Mr. Endicott: We are aware of that trend and we are staying close to it. We have dedicated corporate sales groups and key accounts groups to support these larger customer groups. We see this trend as a positive. We think we can add value in efficiency metrics with OR time and patient throughput. Now to ignore the cost pressures would be a miss. These pressures will come whether customers band together or the government decides to pay less for a particular procedure. Most of the groups I have met with are very aware of the opportunity that presents with advanced technologies. They realize if they can train staff and enjoy a greater penetration of ATIOLs where we’re helping the patient and patients are getting the kind of outcome they’re looking for, that is a much bigger economic impact to those groups than anything else they could do.
Mr. Speares: Is there anything we have not covered that you’d like to communicate to the readers of EyeWorld?

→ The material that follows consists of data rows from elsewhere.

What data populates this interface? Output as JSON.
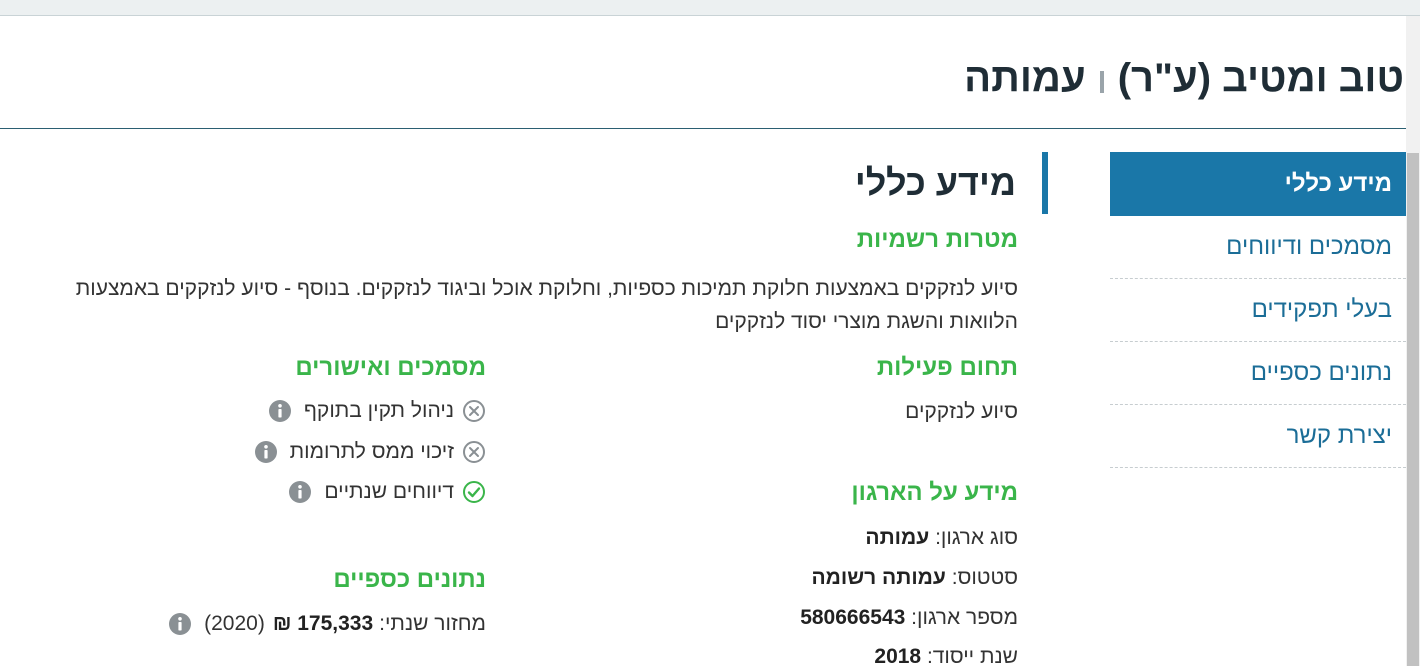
{
  "header": {
    "org_name": "טוב ומטיב (ע\"ר)",
    "org_type_tag": "עמותה"
  },
  "sidebar": {
    "items": [
      {
        "label": "מידע כללי",
        "active": true
      },
      {
        "label": "מסמכים ודיווחים",
        "active": false
      },
      {
        "label": "בעלי תפקידים",
        "active": false
      },
      {
        "label": "נתונים כספיים",
        "active": false
      },
      {
        "label": "יצירת קשר",
        "active": false
      }
    ]
  },
  "main": {
    "section_title": "מידע כללי",
    "purposes": {
      "heading": "מטרות רשמיות",
      "text": "סיוע לנזקקים באמצעות חלוקת תמיכות כספיות, וחלוקת אוכל וביגוד לנזקקים. בנוסף - סיוע לנזקקים באמצעות הלוואות והשגת מוצרי יסוד לנזקקים"
    },
    "activity": {
      "heading": "תחום פעילות",
      "value": "סיוע לנזקקים"
    },
    "org_info": {
      "heading": "מידע על הארגון",
      "rows": [
        {
          "label": "סוג ארגון:",
          "value": "עמותה"
        },
        {
          "label": "סטטוס:",
          "value": "עמותה רשומה"
        },
        {
          "label": "מספר ארגון:",
          "value": "580666543"
        },
        {
          "label": "שנת ייסוד:",
          "value": "2018"
        }
      ]
    },
    "documents": {
      "heading": "מסמכים ואישורים",
      "items": [
        {
          "label": "ניהול תקין בתוקף",
          "status": "missing",
          "status_icon": "x-circle-icon"
        },
        {
          "label": "זיכוי ממס לתרומות",
          "status": "missing",
          "status_icon": "x-circle-icon"
        },
        {
          "label": "דיווחים שנתיים",
          "status": "ok",
          "status_icon": "check-circle-icon"
        }
      ]
    },
    "financial": {
      "heading": "נתונים כספיים",
      "label": "מחזור שנתי:",
      "value": "175,333 ₪",
      "year": "(2020)"
    }
  },
  "colors": {
    "accent": "#1a77a8",
    "green": "#3ab54a",
    "gray_icon": "#8a9094"
  }
}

Mr. Endicott: I think the most important thing I want to get across is that I am super excited about where we are at this point in time. We have the opportunity to remake this company as a separate entity now that we can focus on what we do best, which is innovation. The way we do innovation best is when we listen to customers. We’re talking with the nursing staff, technicians, and surgeons about how our products are working and what we can do to make our products work better. I am excited for that cycle because I grew up in ophthalmology and I remember it from years ago. I know what it looks like when you do it right and it runs well, and so do the employees of this company. The excitement in the employee base around the world for a reinvigoration of the new Alcon is high. I think people are excited to go back to the things we know and enjoying the relationship with the customer. In the end this is where it is. Our customers get up in the morning and they go to work to try to help people see better, and I think that’s a big deal. When we can work directly with the people who do that in a way that is productive, we can do extraordinary things together.